### The task
Your job is to return every line of the listing holding the string "title".

### Provided records
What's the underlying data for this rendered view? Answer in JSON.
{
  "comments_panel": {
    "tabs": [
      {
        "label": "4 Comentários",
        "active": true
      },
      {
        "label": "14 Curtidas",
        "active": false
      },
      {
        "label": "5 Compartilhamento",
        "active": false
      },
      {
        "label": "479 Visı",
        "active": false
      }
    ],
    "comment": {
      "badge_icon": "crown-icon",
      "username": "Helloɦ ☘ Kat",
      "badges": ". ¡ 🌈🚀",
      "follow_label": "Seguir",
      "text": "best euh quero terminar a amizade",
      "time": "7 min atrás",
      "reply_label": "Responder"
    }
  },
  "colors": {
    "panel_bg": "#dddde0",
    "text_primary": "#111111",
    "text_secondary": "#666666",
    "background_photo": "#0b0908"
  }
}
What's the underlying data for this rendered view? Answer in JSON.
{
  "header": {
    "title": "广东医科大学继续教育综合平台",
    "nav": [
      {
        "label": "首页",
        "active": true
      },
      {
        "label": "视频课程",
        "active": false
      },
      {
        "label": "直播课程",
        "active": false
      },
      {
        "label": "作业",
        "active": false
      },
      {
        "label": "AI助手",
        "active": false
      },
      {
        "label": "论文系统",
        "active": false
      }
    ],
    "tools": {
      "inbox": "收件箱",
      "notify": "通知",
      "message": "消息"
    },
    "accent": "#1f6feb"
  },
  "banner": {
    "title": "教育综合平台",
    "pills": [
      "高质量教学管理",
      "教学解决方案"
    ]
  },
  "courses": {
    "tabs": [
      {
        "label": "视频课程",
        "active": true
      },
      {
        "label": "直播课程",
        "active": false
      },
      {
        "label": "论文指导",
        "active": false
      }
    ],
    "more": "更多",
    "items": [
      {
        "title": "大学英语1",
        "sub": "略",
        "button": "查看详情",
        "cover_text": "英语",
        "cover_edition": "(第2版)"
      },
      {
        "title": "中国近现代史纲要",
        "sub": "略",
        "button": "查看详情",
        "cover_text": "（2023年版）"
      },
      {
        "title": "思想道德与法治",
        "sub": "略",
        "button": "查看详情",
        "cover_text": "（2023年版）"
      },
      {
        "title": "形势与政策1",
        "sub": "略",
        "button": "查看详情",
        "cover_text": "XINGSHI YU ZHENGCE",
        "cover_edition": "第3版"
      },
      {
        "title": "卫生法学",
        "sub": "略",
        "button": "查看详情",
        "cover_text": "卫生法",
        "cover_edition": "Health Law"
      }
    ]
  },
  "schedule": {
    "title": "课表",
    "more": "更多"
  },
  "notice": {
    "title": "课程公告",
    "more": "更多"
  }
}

### Response to this exercise
    "title": "广东医科大学继续教育综合平台",
    "title": "教育综合平台",
        "title": "大学英语1",
        "title": "中国近现代史纲要",
        "title": "思想道德与法治",
        "title": "形势与政策1",
        "title": "卫生法学",
    "title": "课表",
    "title": "课程公告",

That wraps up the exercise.